# [SUPPLIED INFORMATION]
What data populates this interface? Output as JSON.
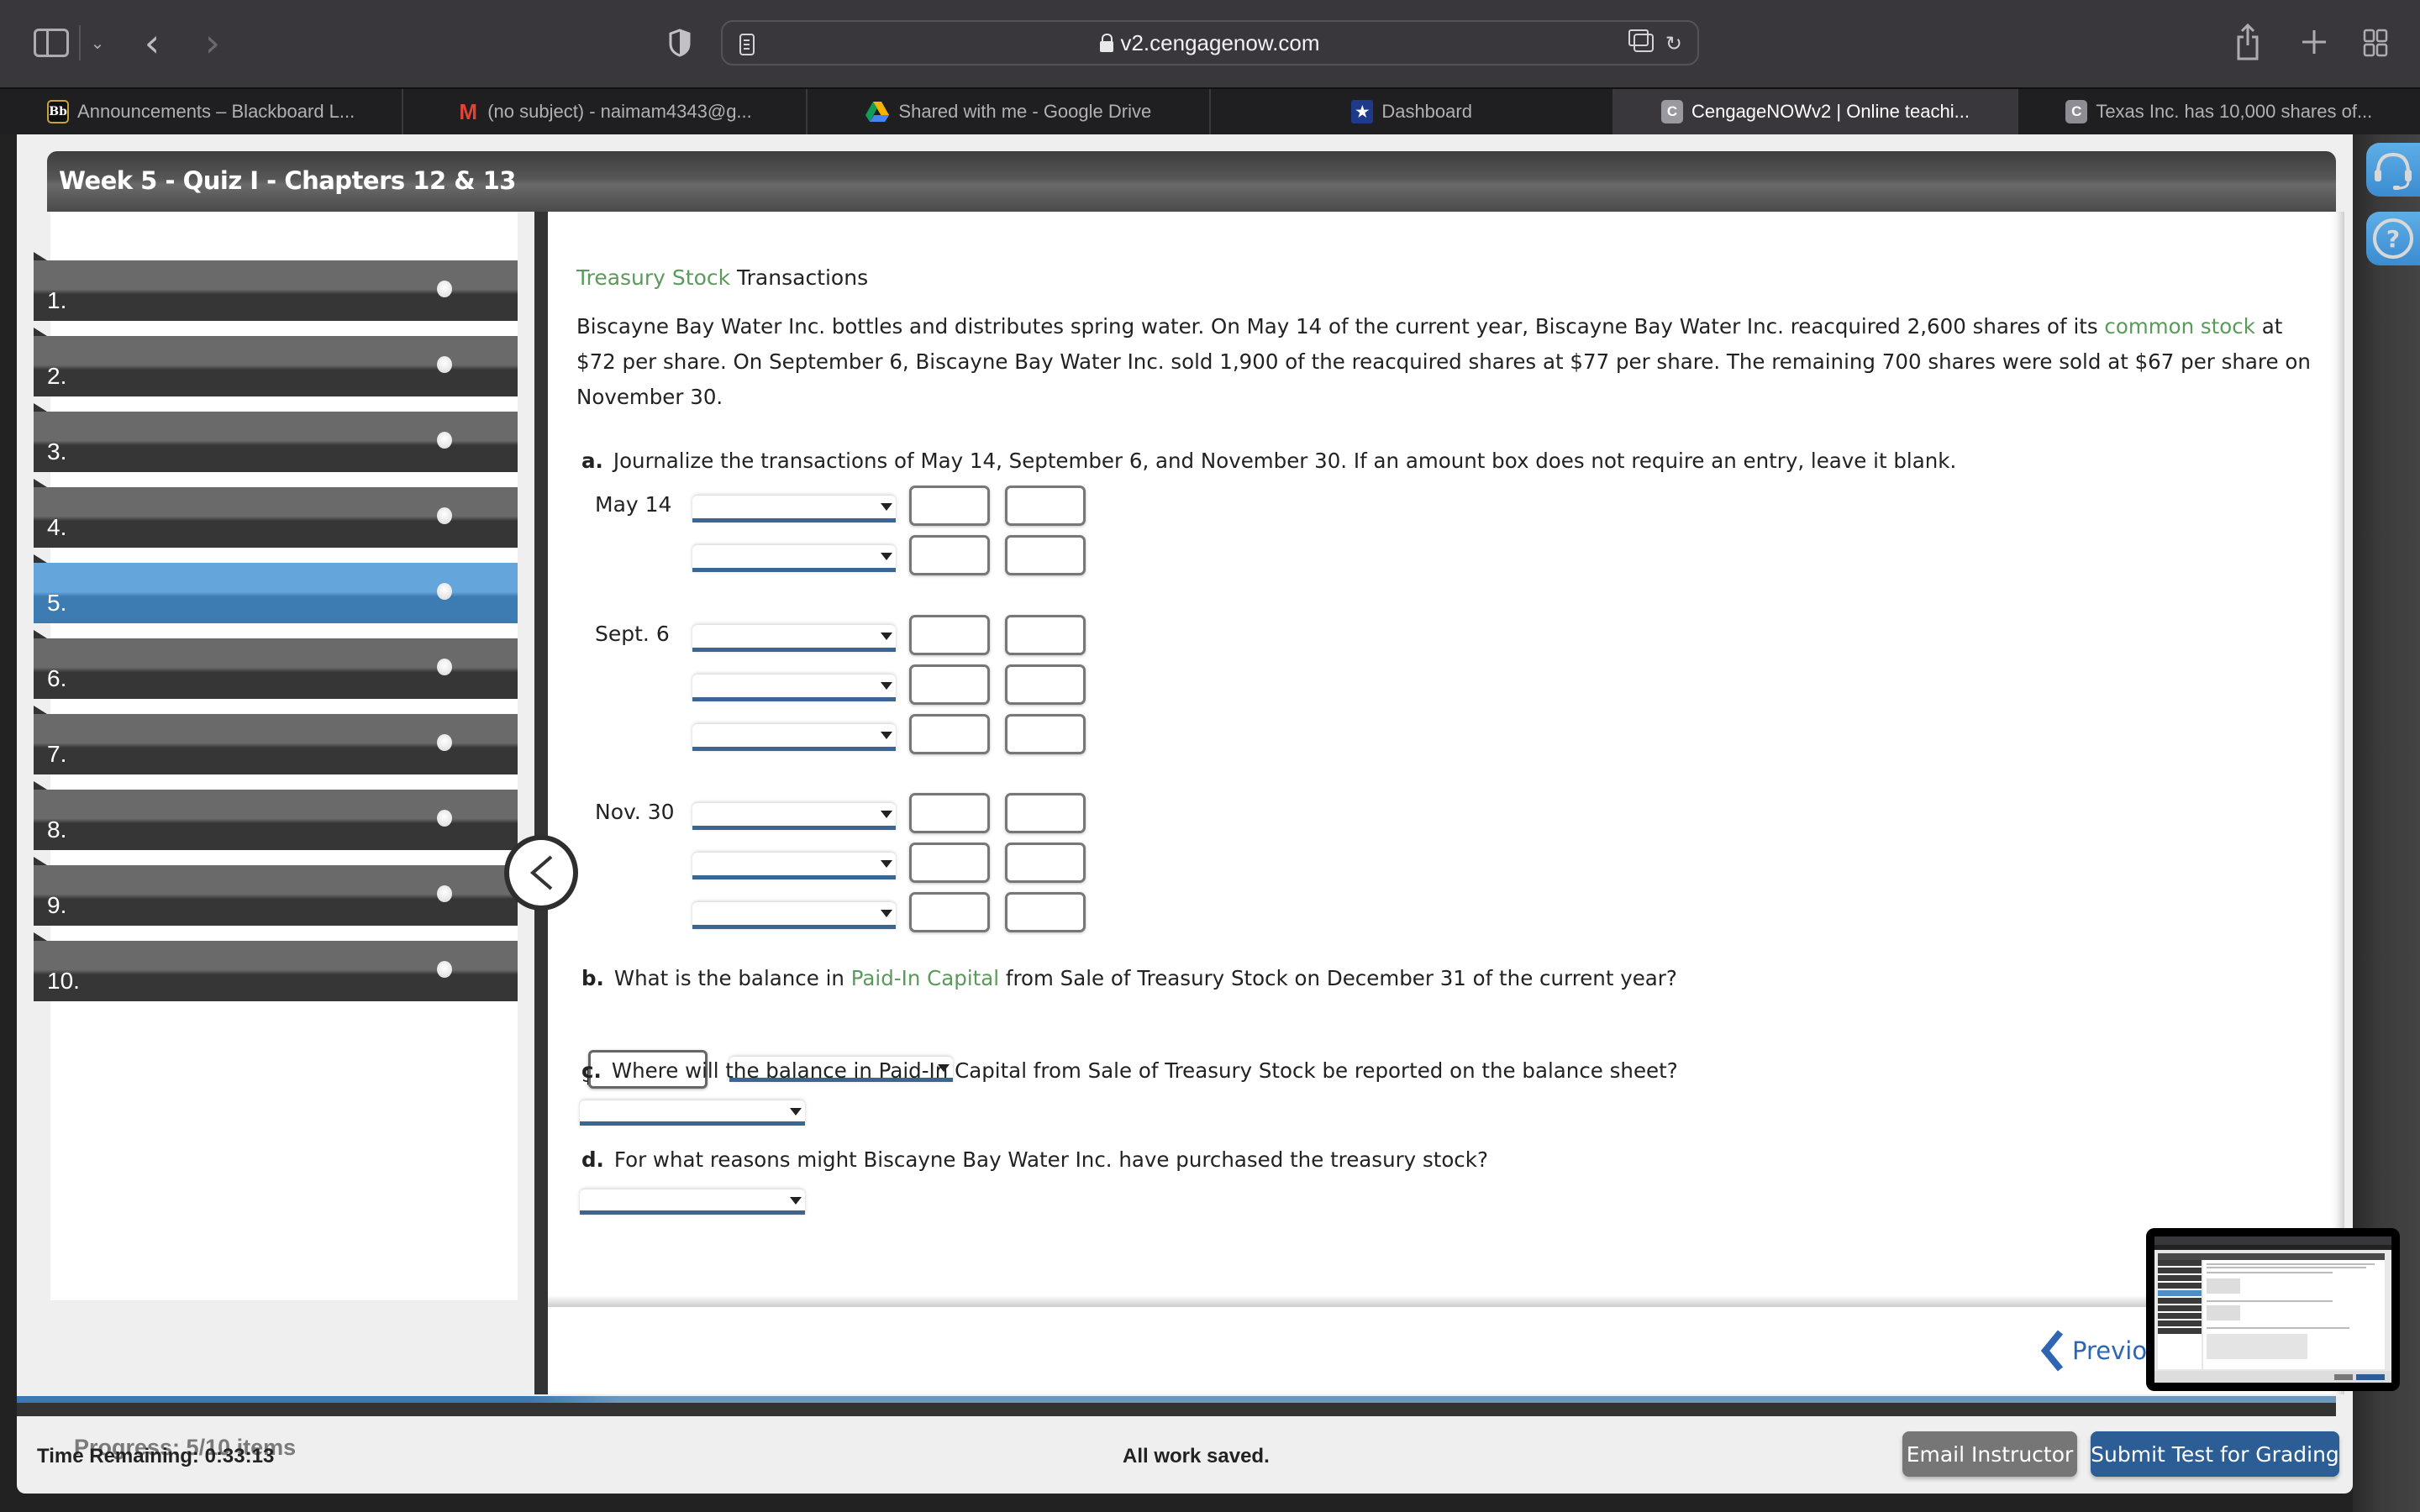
{
  "browser": {
    "url": "v2.cengagenow.com",
    "tabs": [
      {
        "label": "Announcements – Blackboard L...",
        "favicon": "Bb",
        "icon": "blackboard-icon",
        "active": false
      },
      {
        "label": "(no subject) - naimam4343@g...",
        "favicon": "M",
        "icon": "gmail-icon",
        "active": false
      },
      {
        "label": "Shared with me - Google Drive",
        "favicon": "",
        "icon": "google-drive-icon",
        "active": false
      },
      {
        "label": "Dashboard",
        "favicon": "★",
        "icon": "dashboard-star-icon",
        "active": false
      },
      {
        "label": "CengageNOWv2 | Online teachi...",
        "favicon": "C",
        "icon": "cengage-icon",
        "active": true
      },
      {
        "label": "Texas Inc. has 10,000 shares of...",
        "favicon": "C",
        "icon": "cengage-icon",
        "active": false
      }
    ]
  },
  "quiz": {
    "title": "Week 5 - Quiz I - Chapters 12 & 13",
    "questions": [
      {
        "label": "1.",
        "active": false
      },
      {
        "label": "2.",
        "active": false
      },
      {
        "label": "3.",
        "active": false
      },
      {
        "label": "4.",
        "active": false
      },
      {
        "label": "5.",
        "active": true
      },
      {
        "label": "6.",
        "active": false
      },
      {
        "label": "7.",
        "active": false
      },
      {
        "label": "8.",
        "active": false
      },
      {
        "label": "9.",
        "active": false
      },
      {
        "label": "10.",
        "active": false
      }
    ],
    "progress_label": "Progress:  5/10 items"
  },
  "problem": {
    "title_link": "Treasury Stock",
    "title_rest": " Transactions",
    "text_part1": "Biscayne Bay Water Inc. bottles and distributes spring water. On May 14 of the current year, Biscayne Bay Water Inc. reacquired 2,600 shares of its ",
    "text_link": "common stock",
    "text_part2": " at $72 per share. On September 6, Biscayne Bay Water Inc. sold 1,900 of the reacquired shares at $77 per share. The remaining 700 shares were sold at $67 per share on November 30.",
    "part_a": {
      "letter": "a.",
      "prompt": "Journalize the transactions of May 14, September 6, and November 30. If an amount box does not require an entry, leave it blank.",
      "entries": [
        {
          "date": "May 14",
          "rows": [
            {
              "account": "",
              "debit": "",
              "credit": ""
            },
            {
              "account": "",
              "debit": "",
              "credit": ""
            }
          ]
        },
        {
          "date": "Sept. 6",
          "rows": [
            {
              "account": "",
              "debit": "",
              "credit": ""
            },
            {
              "account": "",
              "debit": "",
              "credit": ""
            },
            {
              "account": "",
              "debit": "",
              "credit": ""
            }
          ]
        },
        {
          "date": "Nov. 30",
          "rows": [
            {
              "account": "",
              "debit": "",
              "credit": ""
            },
            {
              "account": "",
              "debit": "",
              "credit": ""
            },
            {
              "account": "",
              "debit": "",
              "credit": ""
            }
          ]
        }
      ]
    },
    "part_b": {
      "letter": "b.",
      "prompt_before": "What is the balance in ",
      "prompt_link": "Paid-In Capital",
      "prompt_after": " from Sale of Treasury Stock on December 31 of the current year?",
      "currency": "$",
      "amount": "",
      "balance_type": ""
    },
    "part_c": {
      "letter": "c.",
      "prompt": "Where will the balance in Paid-In Capital from Sale of Treasury Stock be reported on the balance sheet?",
      "selection": ""
    },
    "part_d": {
      "letter": "d.",
      "prompt": "For what reasons might Biscayne Bay Water Inc. have purchased the treasury stock?",
      "selection": ""
    }
  },
  "navigation": {
    "previous_label": "Previous"
  },
  "footer": {
    "time_remaining": "Time Remaining: 0:33:13",
    "save_status": "All work saved.",
    "email_instructor_label": "Email Instructor",
    "submit_label": "Submit Test for Grading"
  },
  "colors": {
    "link_green": "#5a9a5a",
    "active_question_blue": "#3d7bb3",
    "submit_blue": "#2c5d94",
    "email_gray": "#767676",
    "previous_blue": "#2e66b4"
  }
}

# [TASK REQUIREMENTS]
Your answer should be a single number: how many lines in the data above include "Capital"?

# [TASK RESPONSE]
2